Return, without anything added, the lines from the one containing "Transcribe this image's" through the end of the entries below, exactly as written.
Records supplied section start
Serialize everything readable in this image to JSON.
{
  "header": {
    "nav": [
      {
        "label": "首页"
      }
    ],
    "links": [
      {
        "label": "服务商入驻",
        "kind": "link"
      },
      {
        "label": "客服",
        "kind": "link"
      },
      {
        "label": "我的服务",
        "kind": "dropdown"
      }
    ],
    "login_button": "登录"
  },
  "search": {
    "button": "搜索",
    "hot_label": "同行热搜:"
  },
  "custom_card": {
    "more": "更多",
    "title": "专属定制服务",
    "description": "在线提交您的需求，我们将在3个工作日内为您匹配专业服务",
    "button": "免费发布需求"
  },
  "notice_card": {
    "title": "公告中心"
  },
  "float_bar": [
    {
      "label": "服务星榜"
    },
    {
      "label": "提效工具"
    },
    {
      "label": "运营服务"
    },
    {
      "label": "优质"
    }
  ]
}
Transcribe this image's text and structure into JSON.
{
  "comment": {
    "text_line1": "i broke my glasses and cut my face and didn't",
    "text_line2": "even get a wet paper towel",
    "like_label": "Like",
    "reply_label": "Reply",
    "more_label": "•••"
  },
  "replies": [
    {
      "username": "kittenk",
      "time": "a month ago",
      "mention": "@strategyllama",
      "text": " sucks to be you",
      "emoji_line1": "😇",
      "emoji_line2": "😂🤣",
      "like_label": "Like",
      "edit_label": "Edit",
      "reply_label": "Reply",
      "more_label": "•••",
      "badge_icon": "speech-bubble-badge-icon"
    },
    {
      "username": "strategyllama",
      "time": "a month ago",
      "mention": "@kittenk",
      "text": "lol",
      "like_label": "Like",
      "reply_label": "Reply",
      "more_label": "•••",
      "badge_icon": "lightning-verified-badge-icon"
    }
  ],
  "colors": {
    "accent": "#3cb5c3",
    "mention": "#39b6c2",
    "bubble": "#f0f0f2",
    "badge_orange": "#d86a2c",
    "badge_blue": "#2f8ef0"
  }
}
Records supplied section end
• [Task response]:
Transcribe this image's text and structure into JSON.
{
  "comment": {
    "text_line1": "i broke my glasses and cut my face and didn't",
    "text_line2": "even get a wet paper towel",
    "like_label": "Like",
    "reply_label": "Reply",
    "more_label": "•••"
  },
  "replies": [
    {
      "username": "kittenk",
      "time": "a month ago",
      "mention": "@strategyllama",
      "text": " sucks to be you",
      "emoji_line1": "😇",
      "emoji_line2": "😂🤣",
      "like_label": "Like",
      "edit_label": "Edit",
      "reply_label": "Reply",
      "more_label": "•••",
      "badge_icon": "speech-bubble-badge-icon"
    },
    {
      "username": "strategyllama",
      "time": "a month ago",
      "mention": "@kittenk",
      "text": "lol",
      "like_label": "Like",
      "reply_label": "Reply",
      "more_label": "•••",
      "badge_icon": "lightning-verified-badge-icon"
    }
  ],
  "colors": {
    "accent": "#3cb5c3",
    "mention": "#39b6c2",
    "bubble": "#f0f0f2",
    "badge_orange": "#d86a2c",
    "badge_blue": "#2f8ef0"
  }
}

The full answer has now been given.